How to travel with your dog. 5 things you should Know


Travelling abroad with your pet hasn’t been easier. With universal recognised documentation, vaccination standards and fast tract quarantine times, you can travel with your dog to pretty much anywhere in the world with relative ease. While travelling with your dog is easier than it has ever been, the process is in your favour if you are prepared and have everything in order. To make sure you and your dog are well prepared, and you can enjoy the most out of your trip with your beloved dog, this piece is here to help.

More people are looking to travel with their dog or have the opportunity to move abroad than ever before. With people looking for extravagant trips to the USA, Canada, France and Italy with their dogs, only to name some, there are several important factors and steps you need to consider before it is possible to travel abroad. The factors will help you keep your dog out quarantine for as long as possible or more importantly allow you and your pet into the country.

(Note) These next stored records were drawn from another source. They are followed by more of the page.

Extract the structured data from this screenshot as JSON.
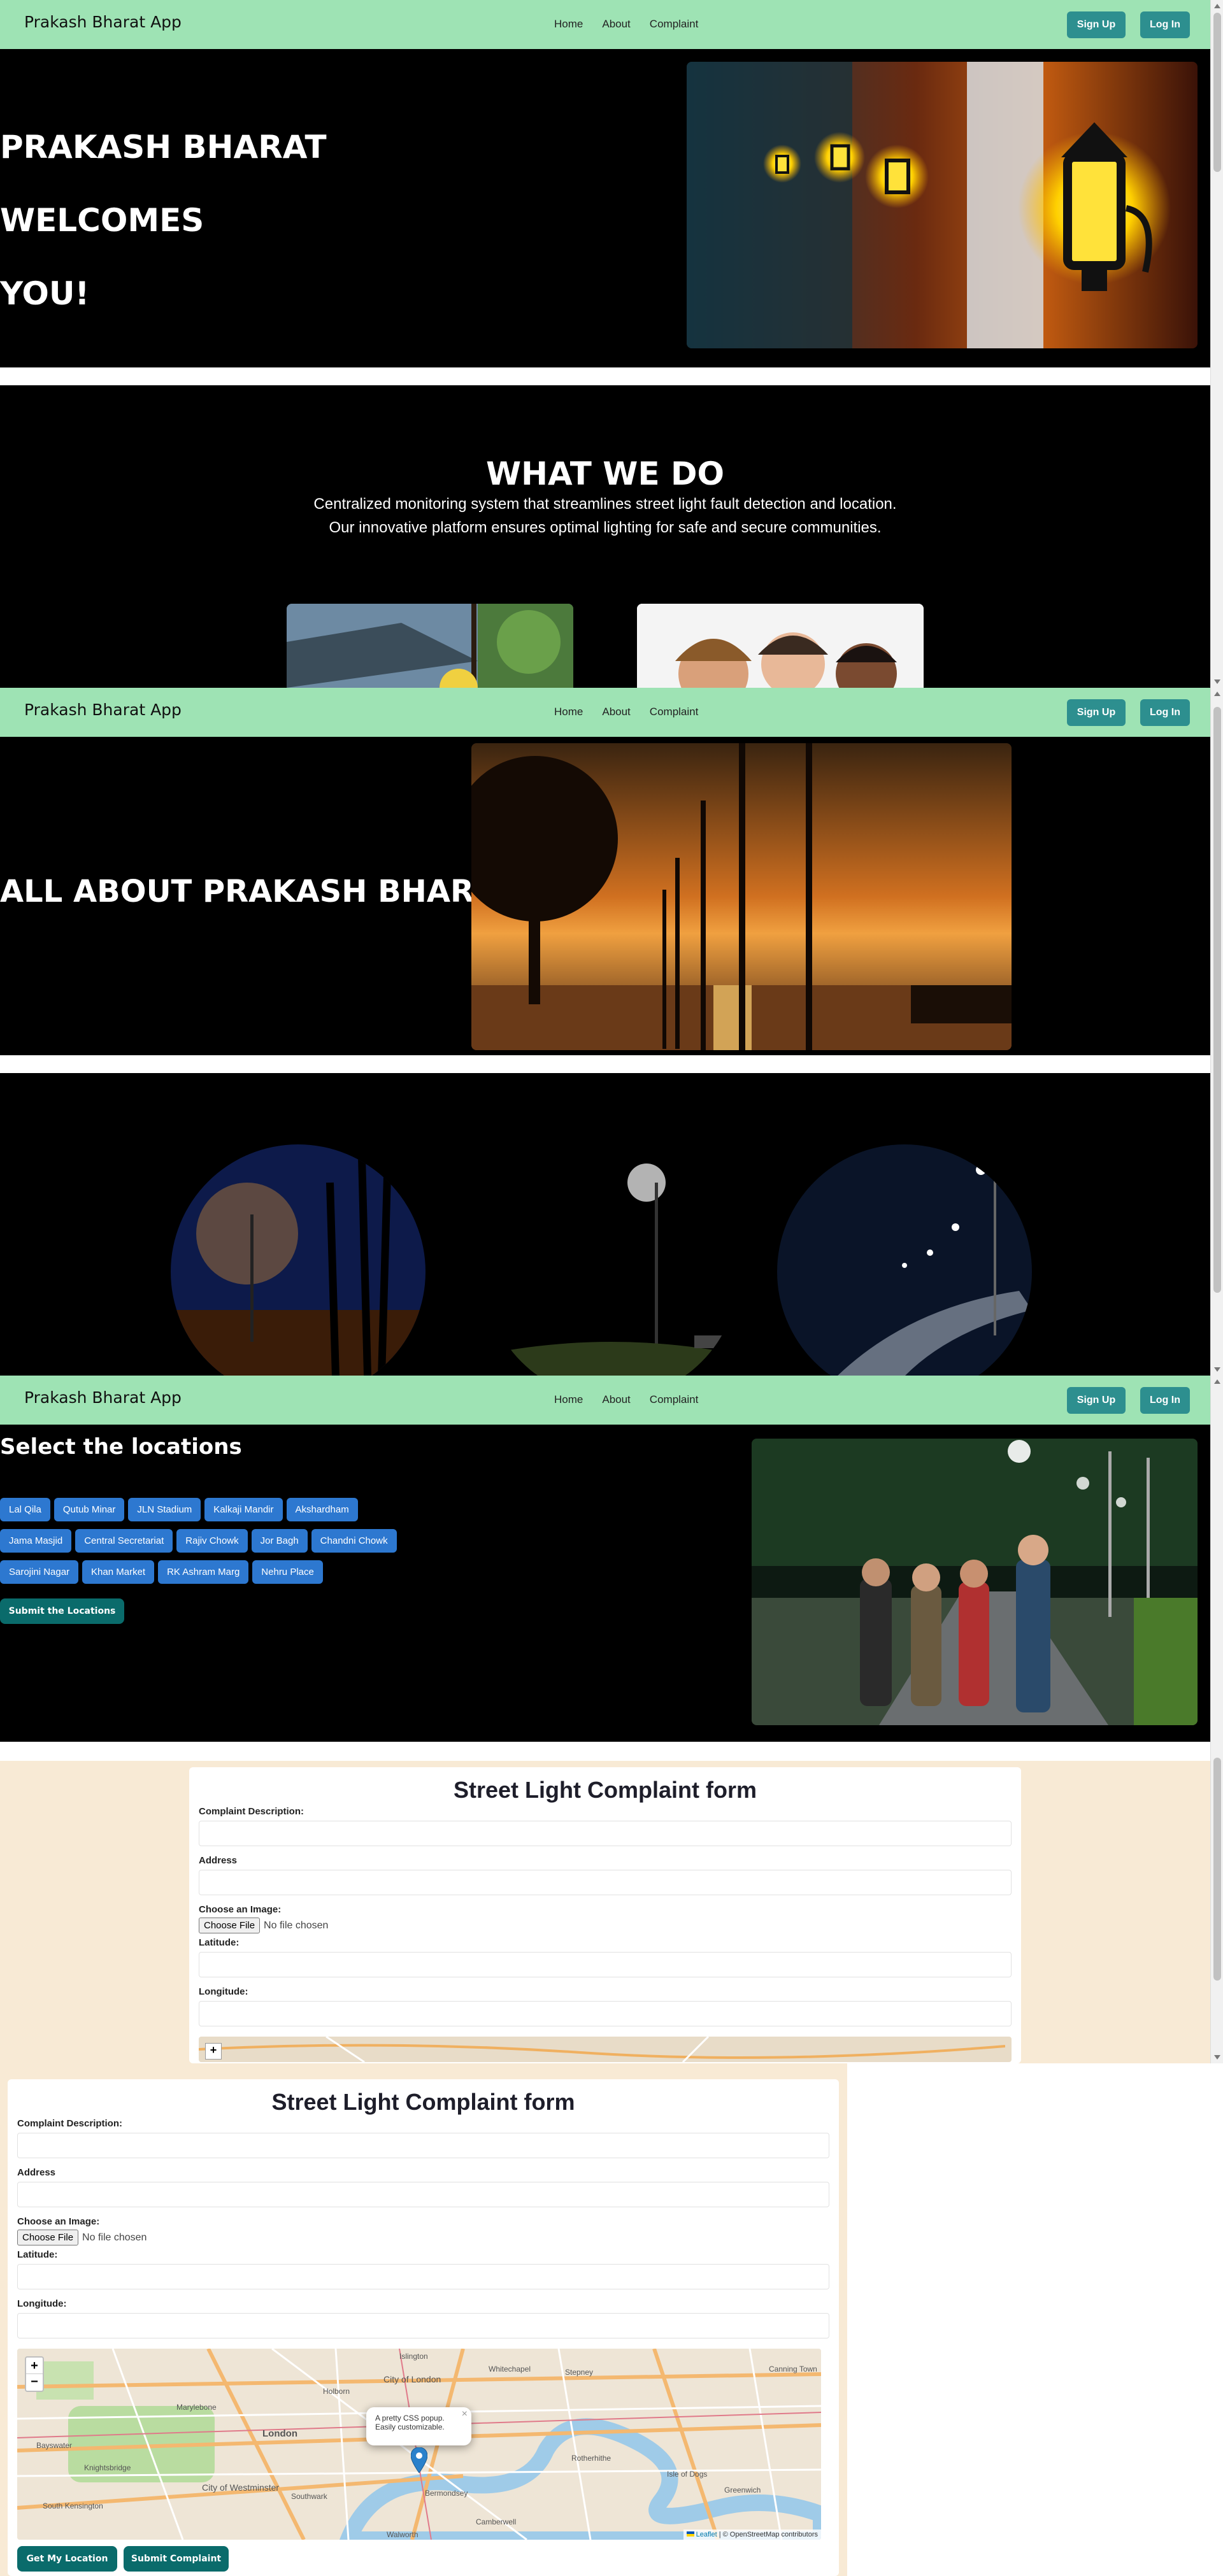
{
  "nav": {
    "brand": "Prakash Bharat App",
    "links": [
      "Home",
      "About",
      "Complaint"
    ],
    "signup": "Sign Up",
    "login": "Log In"
  },
  "home": {
    "hero_lines": [
      "PRAKASH BHARAT",
      "WELCOMES",
      "YOU!"
    ],
    "what_title": "WHAT WE DO",
    "what_line1": "Centralized monitoring system that streamlines street light fault detection and location.",
    "what_line2": "Our innovative platform ensures optimal lighting for safe and secure communities."
  },
  "about": {
    "title": "ALL ABOUT PRAKASH BHARAT"
  },
  "locations": {
    "title": "Select the locations",
    "chips": [
      "Lal Qila",
      "Qutub Minar",
      "JLN Stadium",
      "Kalkaji Mandir",
      "Akshardham",
      "Jama Masjid",
      "Central Secretariat",
      "Rajiv Chowk",
      "Jor Bagh",
      "Chandni Chowk",
      "Sarojini Nagar",
      "Khan Market",
      "RK Ashram Marg",
      "Nehru Place"
    ],
    "submit": "Submit the Locations"
  },
  "form": {
    "title": "Street Light Complaint form",
    "desc_label": "Complaint Description:",
    "address_label": "Address",
    "image_label": "Choose an Image:",
    "file_button": "Choose File",
    "no_file": "No file chosen",
    "lat_label": "Latitude:",
    "lon_label": "Longitude:",
    "get_location": "Get My Location",
    "submit": "Submit Complaint"
  },
  "map": {
    "zoom_in": "+",
    "zoom_out": "−",
    "popup_line1": "A pretty CSS popup.",
    "popup_line2": "Easily customizable.",
    "popup_close": "×",
    "attribution_leaflet": "Leaflet",
    "attribution_rest": "| © OpenStreetMap contributors",
    "labels": [
      "City of London",
      "Whitechapel",
      "Stepney",
      "Bayswater",
      "Marylebone",
      "Islington",
      "Canning Town",
      "Knightsbridge",
      "London",
      "Southwark",
      "City of Westminster",
      "Bermondsey",
      "Rotherhithe",
      "Greenwich",
      "Walworth",
      "Isle of Dogs",
      "South Kensington",
      "Holborn",
      "Camberwell"
    ]
  },
  "colors": {
    "nav_bg": "#9ee3b4",
    "teal": "#2d8f8f",
    "chip": "#2d78d0",
    "cream": "#f8ead5"
  }
}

Before some of the following points are explored it is important to highlight, the requirements may differ slightly from country to country.

Correct Documentation. E.g. Pet Passport

If you are planning on travelling with your dog throughout the 27 countries that make up the European Union or back into an EU member state from further afield, you will need to obtain a pet passport. Different from the traditional passport like we have, a pet passport provides evidence and documentation of vaccinations, microchip and evidence that your dog is fit to travel.

If you do not currently have a pet passport, you will need to obtain one before you travel. They can be easily attained and costs range between £150 and £200, issued within 24 hours of application. If you require further information, it is recommended you speak to your vets’ practise.


Rather than a necessity, this is personal protection for you and your pet.

Similar to when we go on holiday or move abroad, it is recommended investing in a specialist pet travel insurance on top of your original insurance plan.

Insurance will cover the costs in the unfortunate case if your dog has to make an unexpected trip to the vet for urgent treatment or your dog gets lost or stolen. Similar to an insurance policy we may take out, it is more than likely to take into consideration the age, pre-existing condition, vaccinations and the country you are visiting.


Across Europe, the USA and Australia, microchipping your pet is a compulsory measure. Furthermore, under the Pet Travel Scheme, to leave the country with your pet a microchip is a compulsory measure.

Alongside the formalities, microchipping your dog provides you with a level of protection and detection if your dog gets lost or stolen while abroad. As new countries are full of new, exciting or sometimes frightening sites, smells and sounds your dog may get distracted or attracted to something and runoff It is in your best interest to make sure your dog is microchipped and has all the relevant documentation.

On your travels, it is important to carry a copy of the certificate and relevant information to your dog’s microchip.

Up to date vet records.

While this is not a formal requirement, it is in your best interest to have the necessary documentation of your pet’s veterinary records. Although your pet’s records will be tied to their Pet Passport, having a physical copy to hand will speed up the process with the authorities or veterinary clinics if needed


Under the DEFRA guidelines for pet travel, your dog must be vaccinated against rabies and fully kept up to date with regular boosters. After the most recent booster, you must wait 21 days until your dog can travel abroad. This is a mandatory requirement your dog must meet before it is allowed and signed off by a vet to travel in or around Europe. If you are going further afield, you must make sure you are meeting the relevant requirements as they differ from country to country.